Off the beaten path: Chenini’s rare maritime oases in southern Tunisia
CHENINI, Tunisia - A stone’s throw from the busy, industrial port city of Gabes in southern Tunisia, Chenini is a luscious oasis that is practically unknown to tourists. Those who venture off the beaten paths of Tunisia’s sandy beaches or archaeological sites will be richly rewarded with a serene and leisurely stay in the shade of abundant greenery of the oasis.
Tall palm trees dominate the landscape in Chenini, walling off the oasis and forming date-laden colonnades that delineate agricultural lands. The oasis in the heart of the town is its star attraction. Pathways allow passage to palm frond-fringed small garden plots where a wide variety of crops, vegetables and fruit trees are planted.
Recently habilitated into mapped trails thanks to an EU-funded project, the network of dirt roads provides a charming setting for leisurely bicycle rides or promenades among a variegated tapestry of yellow palm fronds and red pomegranate groves. Horse-drawn carriage rides are available for an even more memorable experience.
A stroll through the oasis is an opportunity to admire its ecosystem, which relies on palm orchards and ingenious irrigation networks.
One would assume that dates are aplenty amid such an abundance of palm trees. Degla, the prized variety of dates particular to southern Tunisia, does not, however, grow in Chenini.
Chenini is one of the few maritime oases in the world. While depending on palm trees as the cornerstone of their ecosystem, coastal oases are unable to produce degla dates.
Palm trees create the microclimate necessary for the oasis to thrive. They provide the basis for the floor agriculture system necessary for cultivating plants. The three-floor culture system is composed of palm trees on top, fruit trees as an intermediate layer and a lower level where fodder crops and low-lying plants and vegetables are grown.
In Chenini, pomegranate chiefly but also plum and fig trees are grown on the intermediate level, while mallow, radishes or onions are commonly cultivated at the third. Henna is cultivated during years when water is particularly scarce, because mignonette trees need very little water.

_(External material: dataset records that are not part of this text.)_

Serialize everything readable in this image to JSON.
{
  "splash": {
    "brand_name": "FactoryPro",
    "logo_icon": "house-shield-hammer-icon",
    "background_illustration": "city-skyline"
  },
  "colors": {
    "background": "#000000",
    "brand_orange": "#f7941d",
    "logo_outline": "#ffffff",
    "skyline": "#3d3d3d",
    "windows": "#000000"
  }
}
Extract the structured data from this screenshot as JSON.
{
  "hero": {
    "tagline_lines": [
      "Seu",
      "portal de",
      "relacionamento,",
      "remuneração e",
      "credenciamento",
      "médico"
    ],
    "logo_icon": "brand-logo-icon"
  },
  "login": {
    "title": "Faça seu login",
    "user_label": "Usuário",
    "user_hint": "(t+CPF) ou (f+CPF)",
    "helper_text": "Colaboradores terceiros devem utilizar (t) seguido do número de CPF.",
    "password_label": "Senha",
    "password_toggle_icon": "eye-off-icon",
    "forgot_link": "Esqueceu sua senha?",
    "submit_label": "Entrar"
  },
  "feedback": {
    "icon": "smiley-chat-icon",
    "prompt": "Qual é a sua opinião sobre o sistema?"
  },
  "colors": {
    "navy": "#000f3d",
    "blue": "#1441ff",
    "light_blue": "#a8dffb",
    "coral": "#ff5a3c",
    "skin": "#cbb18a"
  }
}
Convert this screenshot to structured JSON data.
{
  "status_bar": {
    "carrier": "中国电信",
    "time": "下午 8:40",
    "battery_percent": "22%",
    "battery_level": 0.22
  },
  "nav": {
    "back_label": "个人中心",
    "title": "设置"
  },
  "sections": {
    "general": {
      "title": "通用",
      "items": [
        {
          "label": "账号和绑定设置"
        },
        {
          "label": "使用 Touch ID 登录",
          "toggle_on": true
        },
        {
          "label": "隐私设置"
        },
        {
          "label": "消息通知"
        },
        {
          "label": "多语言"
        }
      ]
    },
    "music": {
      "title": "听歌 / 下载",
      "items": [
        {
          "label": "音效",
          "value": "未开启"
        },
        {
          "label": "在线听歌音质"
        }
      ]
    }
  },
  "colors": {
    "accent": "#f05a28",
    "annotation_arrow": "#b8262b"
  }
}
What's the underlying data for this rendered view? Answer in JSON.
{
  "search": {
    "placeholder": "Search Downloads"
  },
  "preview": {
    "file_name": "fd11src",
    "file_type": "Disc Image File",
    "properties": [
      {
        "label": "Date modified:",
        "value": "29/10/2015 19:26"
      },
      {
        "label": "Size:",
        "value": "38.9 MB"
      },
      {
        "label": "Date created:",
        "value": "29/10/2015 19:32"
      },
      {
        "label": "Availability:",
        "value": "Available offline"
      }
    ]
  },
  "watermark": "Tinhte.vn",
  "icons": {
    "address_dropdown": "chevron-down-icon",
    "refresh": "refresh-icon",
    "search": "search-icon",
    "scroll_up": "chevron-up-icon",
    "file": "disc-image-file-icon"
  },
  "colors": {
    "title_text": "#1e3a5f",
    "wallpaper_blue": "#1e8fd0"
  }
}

Along with the wider Gabes region, Chenini is renowned for the quality of its agricultural products, especially pomegranates, dates, mallow leaves and henna. A speciality of the area is legmi — palm juice and wine. The non-alcoholic variety can be often found inexpensively sold along the side of the road in bottles or served in glasses. Cold palm juice is particularly effective for quenching thirst during the hot summer months.
On the southern outskirts of the oasis, the Natural Museum of Chenini recently reopened after an extensive renovation. The museum has a peculiar history. In the 1970s, a German citizen started a crocodile farm on the museum’s current premises. Years later, the Chenini municipality had the idea of keeping the reptiles and transforming the farm into a zoological park and museum.
With the exception of Nile crocodiles, the animals on display are endemic to the region and include raptors, birds, camels, ducks and goats. The museum also houses an exhibition dedicated to oases.
Accommodation in Chenini can be tricky to find but the lack of touristic infrastructure is offset by the hotels and restaurants in nearby Gabes.
The oasis is easily accessible because of its proximity to Gabes, which is serviced by trains, buses and long-distance taxis. Chenini is a 10-minute taxi ride from the Gabes train station.
The small number of visitors make Chenini a boon for those seeking an unadulterated experience in one of Tunisia’s hidden gems.